                                        1. re: moh

                                          Nurient-wise, brown rice is best followed by parboiled and then by white. The nutritional differences, however, are insignificant for most Americans given their diets. The difference between parboiled and white, however, can be significant for infants and children in south Asia where rice is the main food. Brown rice is subject to storage pests, spoilage and requires a great deal more energy to cook than white or parboiled--not an option for people in developing countries. Most nutrients for the costs (for energy and to the environment) is probably parboiled. Parboiling is done in huge quantities so does not add that much to production costs.

                                          Just checking: the parboiled I bought the other day costs about $1.10 per kg. The white cost about $1.50 per kg! (and as per my reply above, compared to $11.00 per kg of imported Japanese type rice here).

                                          1. re: Sam Fujisaka

                                            Thank you Sam! Informative as always. I can see how the extra fuel to cook brown rice could be a problem, as well as the pest thing.

                                            Your comment about the insignificant nutritional differences for most Americans is also appreciated. We are lucky to be able to decide which taste we prefer. In fact, I think the biggest problem isn't so much the type of rice as it is the amount of rice we eat! For my semi-mythical diet, I have tried to cut my rice portion by half. It is helping.

                                      3. Parboiled rice taste exactly like cooked white rice that have been "re-cooked" again. ( not so palatable actually ).

                                        Infact, the process of getting to parboiled stage "tells a similar" condition as "re-cooking Used white rice" b'cos the grain has been steamed , then dried and then polished ...and when you cooked ,....it is exactly similar to "re-cooking , a cooked rice that was dried and being cooked again .

                                        I find eating "too much" parboiled , causes "constipation".

                                        I recommend eating "semi polished or embryo rice" instead.

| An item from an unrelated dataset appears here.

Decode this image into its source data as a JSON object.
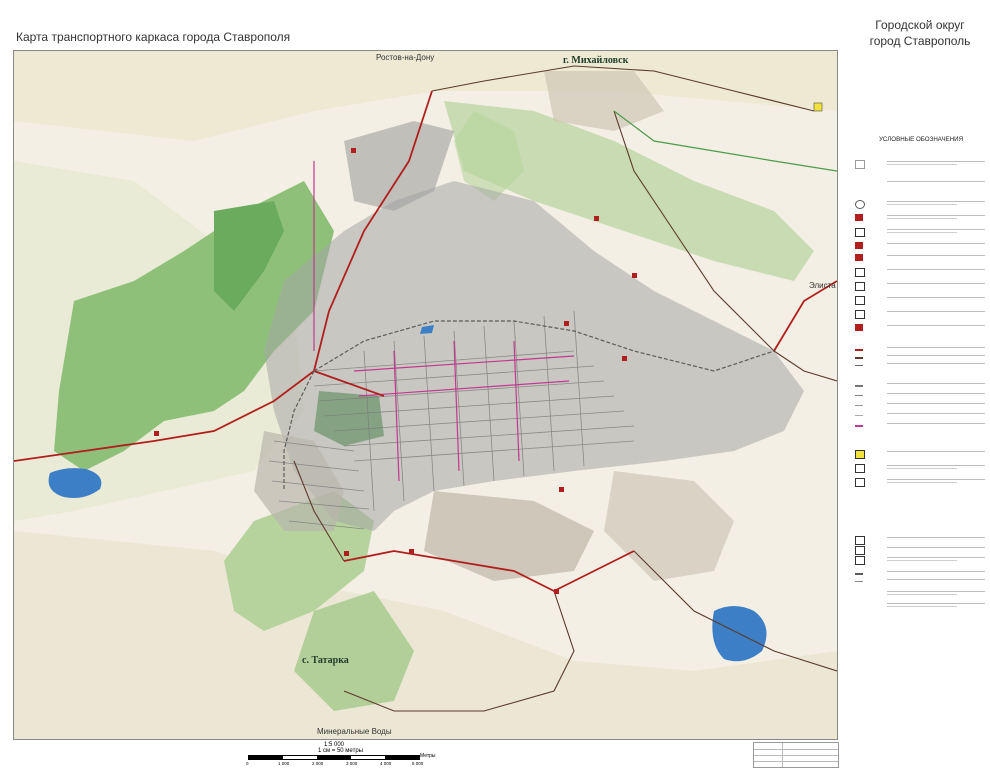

                                        It is also good for diabetics !

                                        I know b'cos I am a Kidney transplanted patient myself !